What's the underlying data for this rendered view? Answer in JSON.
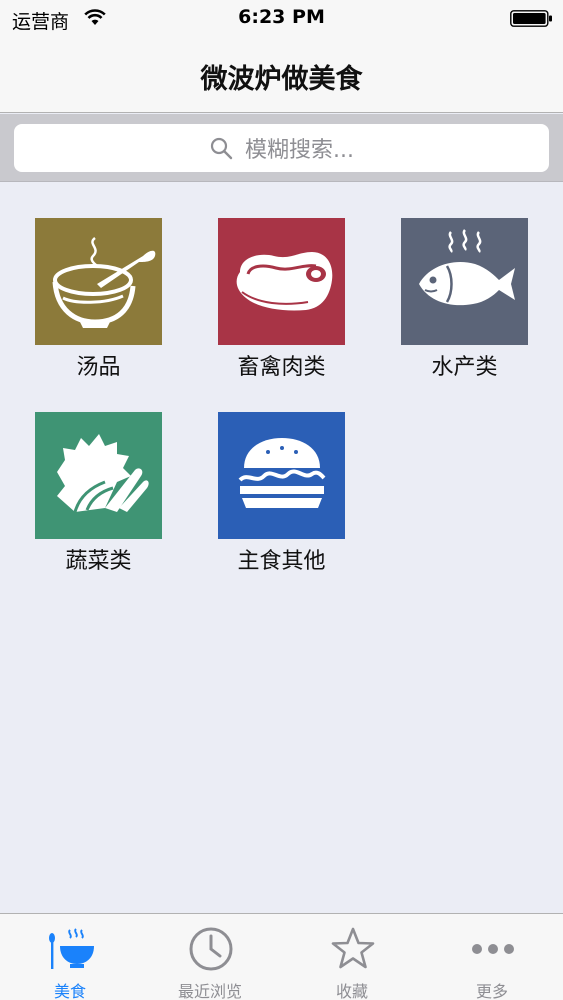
{
  "status_bar": {
    "carrier": "运营商",
    "time": "6:23 PM"
  },
  "nav": {
    "title": "微波炉做美食"
  },
  "search": {
    "placeholder": "模糊搜索..."
  },
  "categories": [
    {
      "label": "汤品",
      "icon": "soup-bowl-icon",
      "color": "#8c7a3a"
    },
    {
      "label": "畜禽肉类",
      "icon": "steak-icon",
      "color": "#a83446"
    },
    {
      "label": "水产类",
      "icon": "fish-icon",
      "color": "#5b6478"
    },
    {
      "label": "蔬菜类",
      "icon": "vegetable-icon",
      "color": "#3f9474"
    },
    {
      "label": "主食其他",
      "icon": "burger-icon",
      "color": "#2b5fb6"
    }
  ],
  "tabs": [
    {
      "label": "美食",
      "icon": "food-bowl-icon",
      "active": true
    },
    {
      "label": "最近浏览",
      "icon": "clock-icon",
      "active": false
    },
    {
      "label": "收藏",
      "icon": "star-icon",
      "active": false
    },
    {
      "label": "更多",
      "icon": "more-dots-icon",
      "active": false
    }
  ],
  "colors": {
    "accent": "#1a82fb",
    "tab_inactive": "#8e8e93",
    "background": "#ebedf5"
  }
}
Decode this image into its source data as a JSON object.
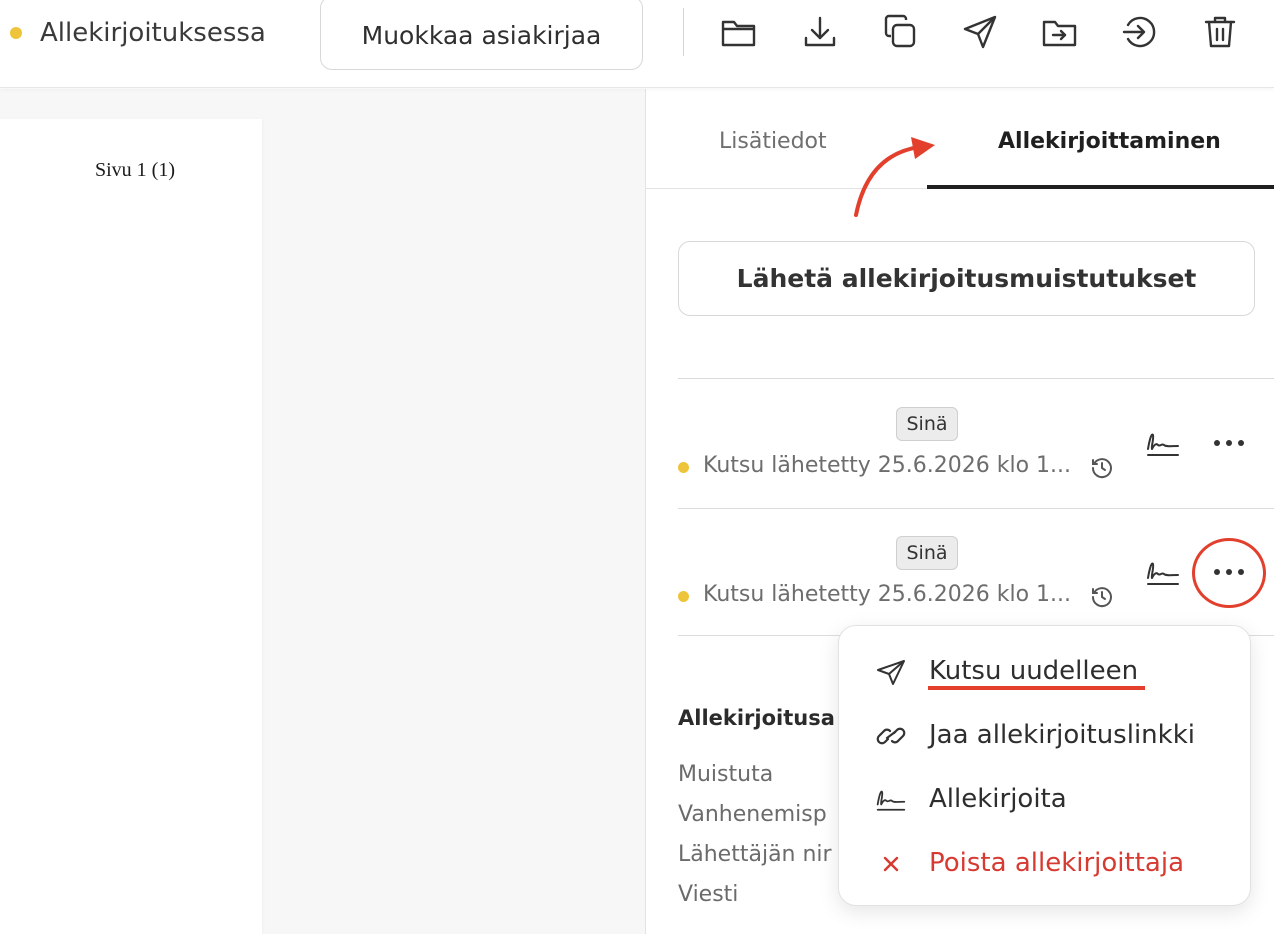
{
  "header": {
    "status_label": "Allekirjoituksessa",
    "edit_button_label": "Muokkaa asiakirjaa",
    "status_color": "#eec43a",
    "toolbar_icons": [
      "folder-icon",
      "download-icon",
      "copy-icon",
      "send-icon",
      "move-to-folder-icon",
      "export-icon",
      "trash-icon"
    ]
  },
  "document": {
    "page_number": "Sivu  1 (1)"
  },
  "panel": {
    "tabs": [
      {
        "label": "Lisätiedot",
        "active": false
      },
      {
        "label": "Allekirjoittaminen",
        "active": true
      }
    ],
    "reminder_button_label": "Lähetä allekirjoitusmuistutukset",
    "signers": [
      {
        "badge": "Sinä",
        "status": "Kutsu lähetetty 25.6.2026 klo 1..."
      },
      {
        "badge": "Sinä",
        "status": "Kutsu lähetetty 25.6.2026 klo 1..."
      }
    ],
    "settings_title": "Allekirjoitusa",
    "settings_fields": [
      "Muistuta",
      "Vanhenemisp",
      "Lähettäjän nir",
      "Viesti"
    ]
  },
  "menu": {
    "items": [
      {
        "label": "Kutsu uudelleen",
        "icon": "send-icon",
        "danger": false
      },
      {
        "label": "Jaa allekirjoituslinkki",
        "icon": "link-icon",
        "danger": false
      },
      {
        "label": "Allekirjoita",
        "icon": "signature-icon",
        "danger": false
      },
      {
        "label": "Poista allekirjoittaja",
        "icon": "close-icon",
        "danger": true
      }
    ]
  },
  "colors": {
    "accent_red": "#e2402c",
    "danger": "#d63a31",
    "pending_dot": "#eec43a"
  }
}
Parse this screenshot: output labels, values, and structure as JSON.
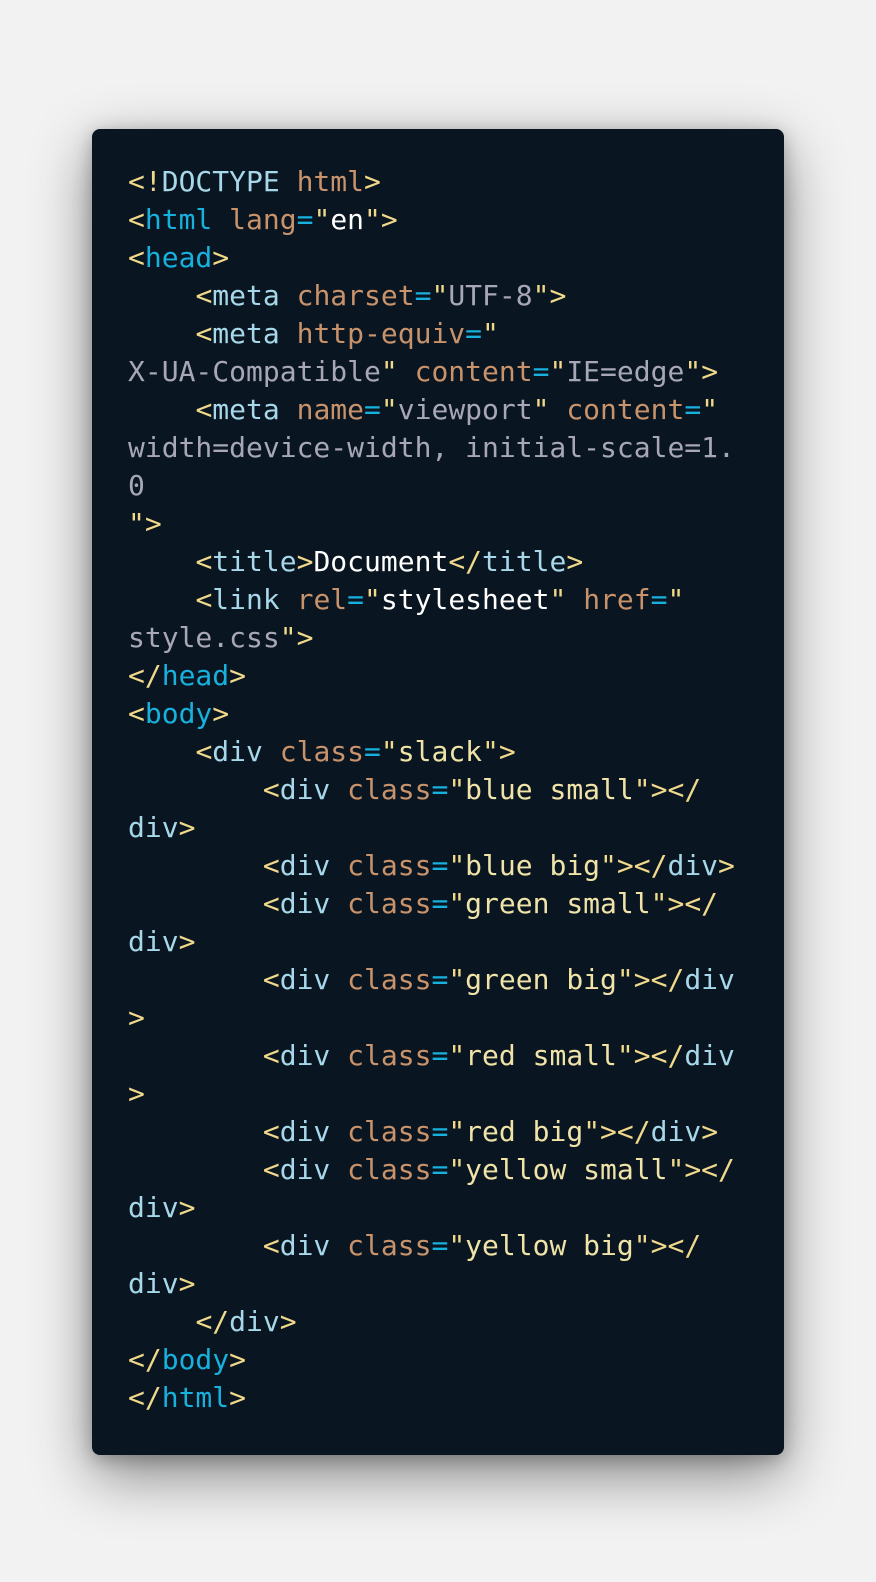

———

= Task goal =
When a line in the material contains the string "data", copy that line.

= Your response =
What's the underlying data for this rendered view? Answer in JSON.
Decode this image into its source data as a JSON object.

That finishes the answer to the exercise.